Teach the arts for their intrinsic value, says the Head of The Education Endowment Foundation.
Time traveller Steampunk Bob has become (rather surprisingly) a primary school resource for teaching social, moral, cultural and spiritual values, writes Tina Corri.
Georghia Ellinas reveals how Shakespeare’s Globe helps teachers to explore the full relevance of the Bard’s plays to young people.
Opera North’s singing programmes were recently praised for greatly improving the SATs results at two primary schools. But was it really the opera that did it, asks Jacqui Cameron.
There are many barriers to young people engaging in dance. Amy Dalton explains how a programme in Lincolnshire schools is getting around them, and why it’s so important.
As creative subjects are squeezed out of the curriculum, what can arts organisations do to ensure all children benefit from culture? Maggie Atkinson has some suggestions.
A consultation is inviting views on the roll-out of the English Baccalaureate as the default for all GCSE pupils.
A new model for creative education has been celebrated with the formal opening of The Red House in Plymouth.
Supporting talent and nurturing creativity is vital in a sector that relies on a multi-faceted set of skills, says Graham Sheffield.
England has some of the unhappiest schoolchildren in the world. But Paul Collard believes bringing artists into the classroom may help change that.
Primary and secondary schools in Wales are being funded to take part in the ‘Lead Creative Schools Scheme’, a key pillar of the extensive five-year plan to embed the arts and creativity into the Welsh curriculum.
Bridge organisations will initiate new partnerships that aim to help deliver a consistent cultural education to all children and young people.
Jessica Bowles took students from The Royal Central School of Speech and Drama to curate the Prague Quadrennial's SpaceLab - and found their theatrical assumptions happily challenged.

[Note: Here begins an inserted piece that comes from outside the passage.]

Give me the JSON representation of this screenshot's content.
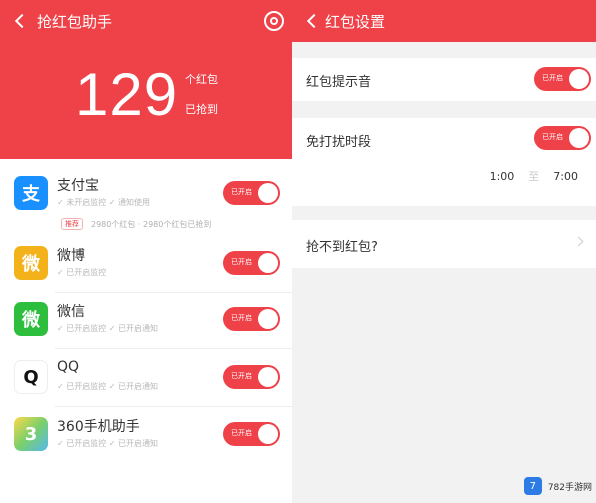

What’s the secret of the success of Brent’s music service? A belief that music education is never over, writes Clair Tomalin.
Since Cornwall Council closed its schools music service, an independent service has emerged that is no longer at the mercy of politicians, writes Gareth Churcher.
Budget cuts, the introduction of the EBacc and mass academisation of schools has created a “perfect storm” for theatre companies working with young people, sector figures warn.